-- Opening Marker --

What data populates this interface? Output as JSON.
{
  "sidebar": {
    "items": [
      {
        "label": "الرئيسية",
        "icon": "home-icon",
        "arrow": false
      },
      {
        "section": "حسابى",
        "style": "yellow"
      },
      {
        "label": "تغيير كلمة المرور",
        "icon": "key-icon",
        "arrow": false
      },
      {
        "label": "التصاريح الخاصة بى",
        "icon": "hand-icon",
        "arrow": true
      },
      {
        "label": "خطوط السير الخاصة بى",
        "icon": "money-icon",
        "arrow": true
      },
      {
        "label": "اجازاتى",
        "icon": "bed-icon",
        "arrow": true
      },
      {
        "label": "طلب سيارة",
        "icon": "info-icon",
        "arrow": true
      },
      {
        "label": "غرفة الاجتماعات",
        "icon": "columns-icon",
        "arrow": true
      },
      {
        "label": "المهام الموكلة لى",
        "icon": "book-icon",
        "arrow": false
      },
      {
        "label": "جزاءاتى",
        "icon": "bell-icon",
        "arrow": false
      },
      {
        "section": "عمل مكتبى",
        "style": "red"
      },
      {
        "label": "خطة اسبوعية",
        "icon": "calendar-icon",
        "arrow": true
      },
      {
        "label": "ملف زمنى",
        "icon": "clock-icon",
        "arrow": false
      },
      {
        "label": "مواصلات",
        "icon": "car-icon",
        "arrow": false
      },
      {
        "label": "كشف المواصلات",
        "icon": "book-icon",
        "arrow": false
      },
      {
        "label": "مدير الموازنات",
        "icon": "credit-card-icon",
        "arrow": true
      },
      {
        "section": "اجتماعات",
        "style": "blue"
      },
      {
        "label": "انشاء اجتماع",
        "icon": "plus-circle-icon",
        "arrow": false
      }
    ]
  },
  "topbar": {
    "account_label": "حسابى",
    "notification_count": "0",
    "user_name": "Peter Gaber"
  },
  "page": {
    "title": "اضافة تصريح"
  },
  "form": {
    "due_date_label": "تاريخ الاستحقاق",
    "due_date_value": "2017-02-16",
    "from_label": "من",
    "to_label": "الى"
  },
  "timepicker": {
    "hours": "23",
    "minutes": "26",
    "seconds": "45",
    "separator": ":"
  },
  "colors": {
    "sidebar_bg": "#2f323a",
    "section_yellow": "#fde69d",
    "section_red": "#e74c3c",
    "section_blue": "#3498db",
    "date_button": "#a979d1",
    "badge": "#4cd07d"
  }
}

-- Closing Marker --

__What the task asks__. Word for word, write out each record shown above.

__Response to the task__.
What data populates this interface? Output as JSON.
{
  "sidebar": {
    "items": [
      {
        "label": "الرئيسية",
        "icon": "home-icon",
        "arrow": false
      },
      {
        "section": "حسابى",
        "style": "yellow"
      },
      {
        "label": "تغيير كلمة المرور",
        "icon": "key-icon",
        "arrow": false
      },
      {
        "label": "التصاريح الخاصة بى",
        "icon": "hand-icon",
        "arrow": true
      },
      {
        "label": "خطوط السير الخاصة بى",
        "icon": "money-icon",
        "arrow": true
      },
      {
        "label": "اجازاتى",
        "icon": "bed-icon",
        "arrow": true
      },
      {
        "label": "طلب سيارة",
        "icon": "info-icon",
        "arrow": true
      },
      {
        "label": "غرفة الاجتماعات",
        "icon": "columns-icon",
        "arrow": true
      },
      {
        "label": "المهام الموكلة لى",
        "icon": "book-icon",
        "arrow": false
      },
      {
        "label": "جزاءاتى",
        "icon": "bell-icon",
        "arrow": false
      },
      {
        "section": "عمل مكتبى",
        "style": "red"
      },
      {
        "label": "خطة اسبوعية",
        "icon": "calendar-icon",
        "arrow": true
      },
      {
        "label": "ملف زمنى",
        "icon": "clock-icon",
        "arrow": false
      },
      {
        "label": "مواصلات",
        "icon": "car-icon",
        "arrow": false
      },
      {
        "label": "كشف المواصلات",
        "icon": "book-icon",
        "arrow": false
      },
      {
        "label": "مدير الموازنات",
        "icon": "credit-card-icon",
        "arrow": true
      },
      {
        "section": "اجتماعات",
        "style": "blue"
      },
      {
        "label": "انشاء اجتماع",
        "icon": "plus-circle-icon",
        "arrow": false
      }
    ]
  },
  "topbar": {
    "account_label": "حسابى",
    "notification_count": "0",
    "user_name": "Peter Gaber"
  },
  "page": {
    "title": "اضافة تصريح"
  },
  "form": {
    "due_date_label": "تاريخ الاستحقاق",
    "due_date_value": "2017-02-16",
    "from_label": "من",
    "to_label": "الى"
  },
  "timepicker": {
    "hours": "23",
    "minutes": "26",
    "seconds": "45",
    "separator": ":"
  },
  "colors": {
    "sidebar_bg": "#2f323a",
    "section_yellow": "#fde69d",
    "section_red": "#e74c3c",
    "section_blue": "#3498db",
    "date_button": "#a979d1",
    "badge": "#4cd07d"
  }
}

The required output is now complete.